## TASK DETAILS
Quote word for word from the line holding "Read all visible content and emit it as JSON." to the last line below, including both, and omit any pictures.

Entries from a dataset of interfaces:
════════════════════
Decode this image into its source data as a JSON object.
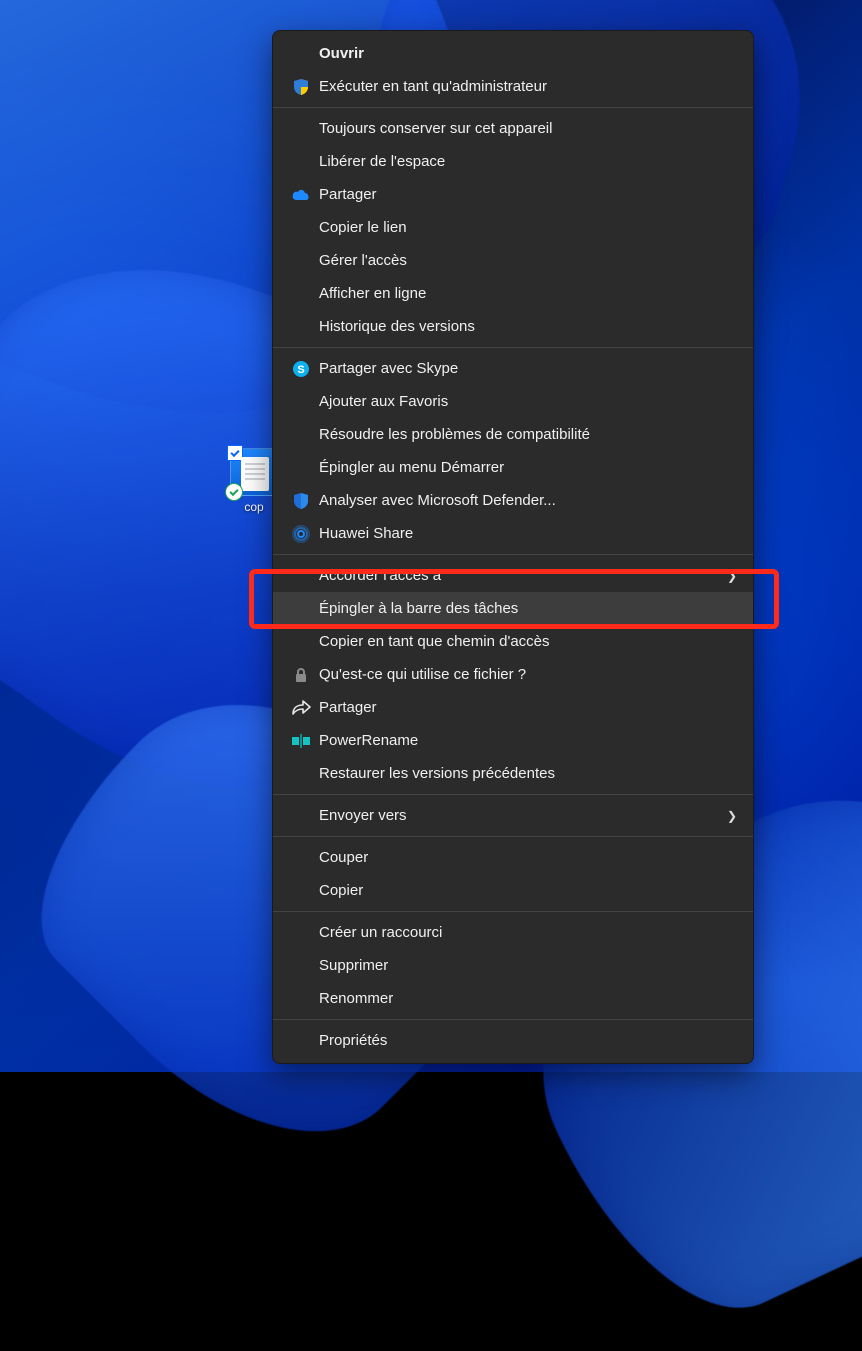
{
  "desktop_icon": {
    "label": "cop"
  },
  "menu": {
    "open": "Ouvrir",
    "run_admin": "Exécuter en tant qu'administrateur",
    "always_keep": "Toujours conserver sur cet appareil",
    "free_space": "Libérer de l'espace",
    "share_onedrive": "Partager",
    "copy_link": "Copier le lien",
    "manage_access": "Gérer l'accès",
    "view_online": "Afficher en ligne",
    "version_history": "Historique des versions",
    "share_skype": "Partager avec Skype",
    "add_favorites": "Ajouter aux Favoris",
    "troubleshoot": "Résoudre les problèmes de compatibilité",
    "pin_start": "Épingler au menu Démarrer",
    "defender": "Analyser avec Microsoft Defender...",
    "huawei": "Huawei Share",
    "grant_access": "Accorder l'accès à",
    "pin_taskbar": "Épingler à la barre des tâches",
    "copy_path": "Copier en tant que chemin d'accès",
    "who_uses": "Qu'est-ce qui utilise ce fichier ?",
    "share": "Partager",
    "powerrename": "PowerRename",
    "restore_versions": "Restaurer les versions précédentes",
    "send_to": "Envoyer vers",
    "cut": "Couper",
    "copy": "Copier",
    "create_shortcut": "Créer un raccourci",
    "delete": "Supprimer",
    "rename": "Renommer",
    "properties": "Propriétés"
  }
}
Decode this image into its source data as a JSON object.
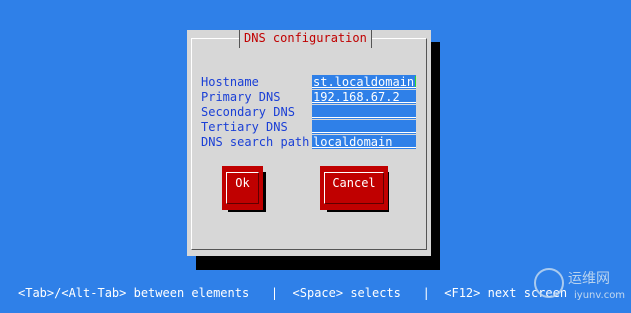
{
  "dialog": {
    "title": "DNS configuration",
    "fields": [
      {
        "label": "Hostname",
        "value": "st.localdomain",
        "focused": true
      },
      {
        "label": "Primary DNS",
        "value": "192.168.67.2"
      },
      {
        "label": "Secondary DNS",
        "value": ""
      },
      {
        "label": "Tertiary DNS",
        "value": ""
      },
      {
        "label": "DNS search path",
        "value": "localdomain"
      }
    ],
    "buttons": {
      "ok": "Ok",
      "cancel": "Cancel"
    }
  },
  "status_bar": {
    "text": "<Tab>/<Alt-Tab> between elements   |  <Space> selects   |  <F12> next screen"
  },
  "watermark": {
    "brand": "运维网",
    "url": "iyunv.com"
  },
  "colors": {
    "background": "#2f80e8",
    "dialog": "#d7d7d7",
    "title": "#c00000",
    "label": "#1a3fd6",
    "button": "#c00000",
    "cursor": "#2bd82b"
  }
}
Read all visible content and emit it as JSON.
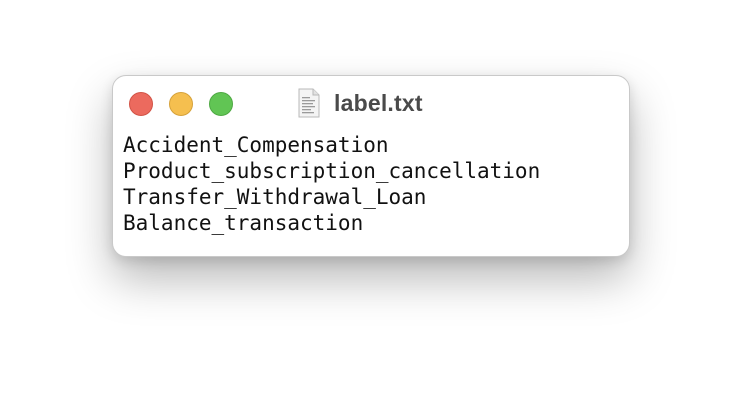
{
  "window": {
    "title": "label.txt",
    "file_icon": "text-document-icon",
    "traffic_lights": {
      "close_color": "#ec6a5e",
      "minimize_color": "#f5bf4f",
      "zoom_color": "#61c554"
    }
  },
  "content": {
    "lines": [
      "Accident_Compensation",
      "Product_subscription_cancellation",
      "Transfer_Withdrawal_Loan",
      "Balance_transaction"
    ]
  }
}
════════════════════
## WRITTEN SOLUTION
Read all visible content and emit it as JSON.
{
  "window": {
    "title": "label.txt",
    "file_icon": "text-document-icon",
    "traffic_lights": {
      "close_color": "#ec6a5e",
      "minimize_color": "#f5bf4f",
      "zoom_color": "#61c554"
    }
  },
  "content": {
    "lines": [
      "Accident_Compensation",
      "Product_subscription_cancellation",
      "Transfer_Withdrawal_Loan",
      "Balance_transaction"
    ]
  }
}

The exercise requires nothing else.